4. Install the wall cabinets

Begin by centering the cabinet above the range. Install the first upper cabinet and secure it to a stud at the top. Then, set the next cabinet in the run and use clamps to join the face frames together. For the range wall of cabinets, install them first, gradually moving towards the refrigerator. Determine the exact size of the filler strips required to evenly space the remaining cabinets. Utilize face-frame clamps from Bessy to align the face-frame fronts and secure them with trim-head screws. Install the doors once all the cabinets are in place.

aligning cabinet centered drilling cabinet with stubs making sure cabinet is centered adding in cabinet doors

Build and install the bases

The assembly process for base cabinets is similar to that of upper cabinets, with the addition of drawers and a toe kick. It's important to note that building drawer base cabinets takes longer than standard base cabinets, so plan your labor accordingly.

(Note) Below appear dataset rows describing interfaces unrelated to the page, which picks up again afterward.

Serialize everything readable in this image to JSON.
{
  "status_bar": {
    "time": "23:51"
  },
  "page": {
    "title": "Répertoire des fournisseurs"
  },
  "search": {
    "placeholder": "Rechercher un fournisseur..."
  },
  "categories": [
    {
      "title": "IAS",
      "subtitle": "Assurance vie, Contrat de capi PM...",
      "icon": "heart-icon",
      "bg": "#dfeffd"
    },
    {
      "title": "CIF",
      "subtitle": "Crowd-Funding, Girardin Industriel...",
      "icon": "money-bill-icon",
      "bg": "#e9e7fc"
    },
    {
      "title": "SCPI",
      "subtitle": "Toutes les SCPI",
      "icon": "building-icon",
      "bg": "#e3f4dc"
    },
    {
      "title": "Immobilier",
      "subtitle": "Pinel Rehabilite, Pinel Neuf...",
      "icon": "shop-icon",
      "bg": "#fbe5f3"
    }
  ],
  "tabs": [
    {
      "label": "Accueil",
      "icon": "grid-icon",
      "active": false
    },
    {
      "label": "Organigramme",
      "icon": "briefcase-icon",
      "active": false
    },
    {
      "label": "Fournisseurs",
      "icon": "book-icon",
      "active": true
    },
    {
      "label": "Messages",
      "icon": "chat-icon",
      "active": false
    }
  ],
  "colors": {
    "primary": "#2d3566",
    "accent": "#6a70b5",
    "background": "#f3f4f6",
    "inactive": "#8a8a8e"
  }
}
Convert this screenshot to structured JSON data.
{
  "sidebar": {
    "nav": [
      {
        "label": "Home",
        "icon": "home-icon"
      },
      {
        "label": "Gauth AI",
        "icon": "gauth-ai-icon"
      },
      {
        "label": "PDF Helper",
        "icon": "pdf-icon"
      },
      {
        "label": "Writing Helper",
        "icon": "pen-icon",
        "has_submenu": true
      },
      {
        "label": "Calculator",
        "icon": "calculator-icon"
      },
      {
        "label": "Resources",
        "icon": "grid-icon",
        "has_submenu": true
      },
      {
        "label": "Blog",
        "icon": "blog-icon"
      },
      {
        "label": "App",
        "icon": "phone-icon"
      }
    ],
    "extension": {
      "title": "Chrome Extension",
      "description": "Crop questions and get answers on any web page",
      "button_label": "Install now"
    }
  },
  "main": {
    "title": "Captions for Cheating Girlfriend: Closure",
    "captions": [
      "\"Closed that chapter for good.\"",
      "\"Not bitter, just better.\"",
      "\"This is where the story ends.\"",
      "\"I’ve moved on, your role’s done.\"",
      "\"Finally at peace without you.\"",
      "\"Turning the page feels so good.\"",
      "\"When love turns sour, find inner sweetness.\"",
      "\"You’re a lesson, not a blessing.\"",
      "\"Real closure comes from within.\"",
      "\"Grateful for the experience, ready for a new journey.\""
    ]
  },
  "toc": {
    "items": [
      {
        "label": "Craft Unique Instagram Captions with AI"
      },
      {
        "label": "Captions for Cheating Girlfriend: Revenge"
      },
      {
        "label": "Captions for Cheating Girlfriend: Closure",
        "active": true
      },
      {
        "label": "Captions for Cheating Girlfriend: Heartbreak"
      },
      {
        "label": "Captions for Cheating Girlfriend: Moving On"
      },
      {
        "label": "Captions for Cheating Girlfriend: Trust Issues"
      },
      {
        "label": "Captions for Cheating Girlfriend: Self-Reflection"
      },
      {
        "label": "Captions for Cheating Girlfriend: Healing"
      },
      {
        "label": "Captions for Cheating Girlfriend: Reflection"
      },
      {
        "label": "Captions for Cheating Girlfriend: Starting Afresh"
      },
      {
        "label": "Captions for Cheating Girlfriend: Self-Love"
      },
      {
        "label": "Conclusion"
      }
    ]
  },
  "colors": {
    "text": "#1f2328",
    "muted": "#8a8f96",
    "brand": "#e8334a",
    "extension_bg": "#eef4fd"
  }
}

1. Assemble the lowers

Begin by assembling the sides and backs of the lower cabinets, then slide in the bottoms, just as you did with the uppers. There are plywood strips that should be brad-nailed and glued into the sides for mounting the countertop. If the cabinet side is visible, glue the strips rather than nailing them. Install the sub-toe kick by drilling pocket holes in the sides and top of the toe kick material, then secure it in place with glue and screws. The cabinet maker may supply plastic corner brackets, but it is advisable to glue and clamp everything together for added stability. For drawer bases, install the slides during the cabinet build, as the cabinet backs and face frames are predrilled for easy positioning.

assembling front and back of cabinet sliding in bottoms strip of plywood nailed and glued gluing backing clamping sides of cabinet

Tips for smooth assembly

Finding enough space to store completed cabinets while the glue dries can be challenging in smaller homes.

2. Build the drawers

Apply glue to the dovetails on the ends of the drawer sides where they meet the back, as well as to the groove on the drawer bottom. Attach the back to the sides, insert the bottom, and then attach the front. Connect the predrilled drawer front to the box front using the provided screws, and glue the front to the rest of the box. Use a rubber mallet if needed to tap the pieces into place. Clamp the joints while the glue sets. To secure the bottom of the drawer box to the sides, utilize a 23-gauge pin nailer. Once the glue sets, install the drawer latches on the drawer bottom.

applying glue to dovetails connecting cabinet parts together clamp sides together pinning bottom drawer down

3. Install the lowers

Before installing the base cabinets, use a laser to check the floor for levelness and identify the highest spot. Starting at the high point allows for shimming the low cabinets, which is much easier than cutting down cabinets that are too high. The cabinet tops must be level and coplanar to provide even support for countertops. Utilize a stringline to maintain a straight line of cabinets, and shim them up and down and front to back as needed to ensure everything is level and coplanar. Once a run is in the correct position, screw the face frames together and fasten the cabinet backs to the wall studs. Install the doors, drawers, crown, and contact a professional to have the stone countertop templated.

using laser to check floor level aligning cabinet to floor screwing in face frames installing doors installing crowns installing drawers

The stocked cabinets found at big box stores pale in comparison to the quality of RTA cabinets. While the color and style choices may be somewhat limited, the overall quality far exceeds that of stocked cabinets. In the case of our kitchen project, the cabinets cost just over $4,000 and took three carpenters a total of 8 hours to build and install. RTA cabinets offer an excellent solution for clients seeking affordability without compromising durability and aesthetic appeal.

Author: Andrew Steele, a builder and remodeler in Purlear, N.C. Photos by Patrick McCombe.